(Beginning of Extracted entries)

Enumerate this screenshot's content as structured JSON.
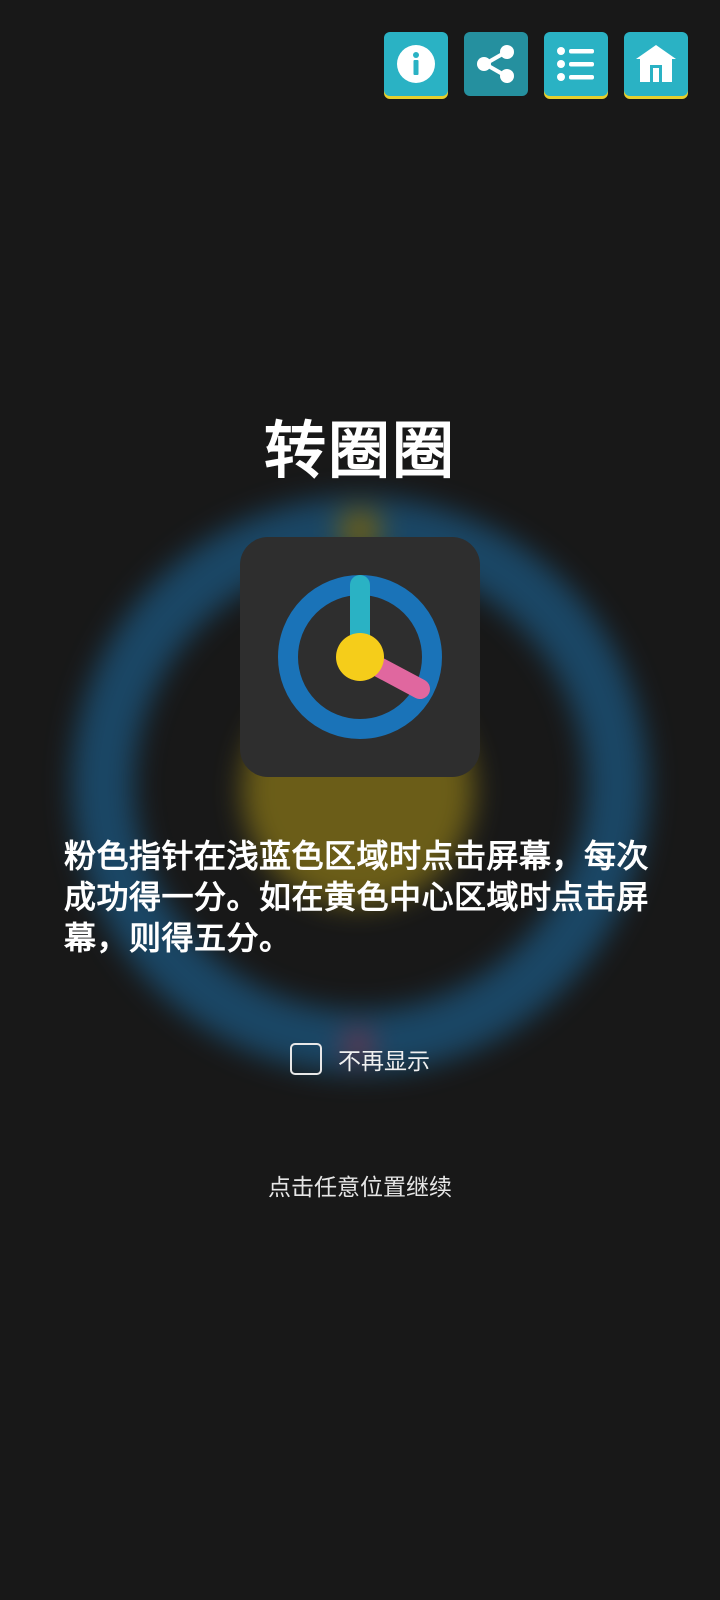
{
  "toolbar": {
    "buttons": [
      {
        "name": "info",
        "icon": "info-icon"
      },
      {
        "name": "share",
        "icon": "share-icon"
      },
      {
        "name": "list",
        "icon": "list-icon"
      },
      {
        "name": "home",
        "icon": "home-icon"
      }
    ]
  },
  "title": "转圈圈",
  "app_icon": "clock-dial-icon",
  "description": "粉色指针在浅蓝色区域时点击屏幕，每次成功得一分。如在黄色中心区域时点击屏幕，则得五分。",
  "checkbox": {
    "label": "不再显示",
    "checked": false
  },
  "continue_hint": "点击任意位置继续",
  "colors": {
    "background": "#181818",
    "toolbar_button": "#2ab2c4",
    "toolbar_button_dark": "#25909f",
    "toolbar_accent": "#e7cf2c",
    "ring_blue": "#1a73b8",
    "hand_teal": "#2ab2c4",
    "hand_pink": "#e0679f",
    "center_yellow": "#f5cd1a",
    "icon_tile": "#2e2e2e"
  }
}
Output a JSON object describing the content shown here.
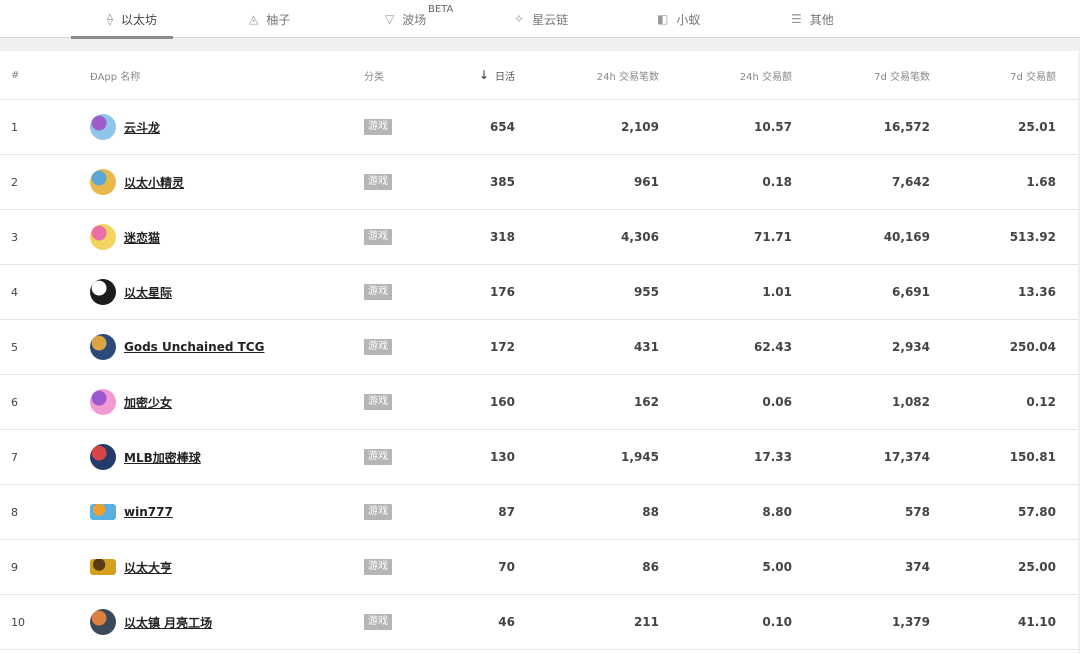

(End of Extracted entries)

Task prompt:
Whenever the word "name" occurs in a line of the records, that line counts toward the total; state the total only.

Solution for this task:
4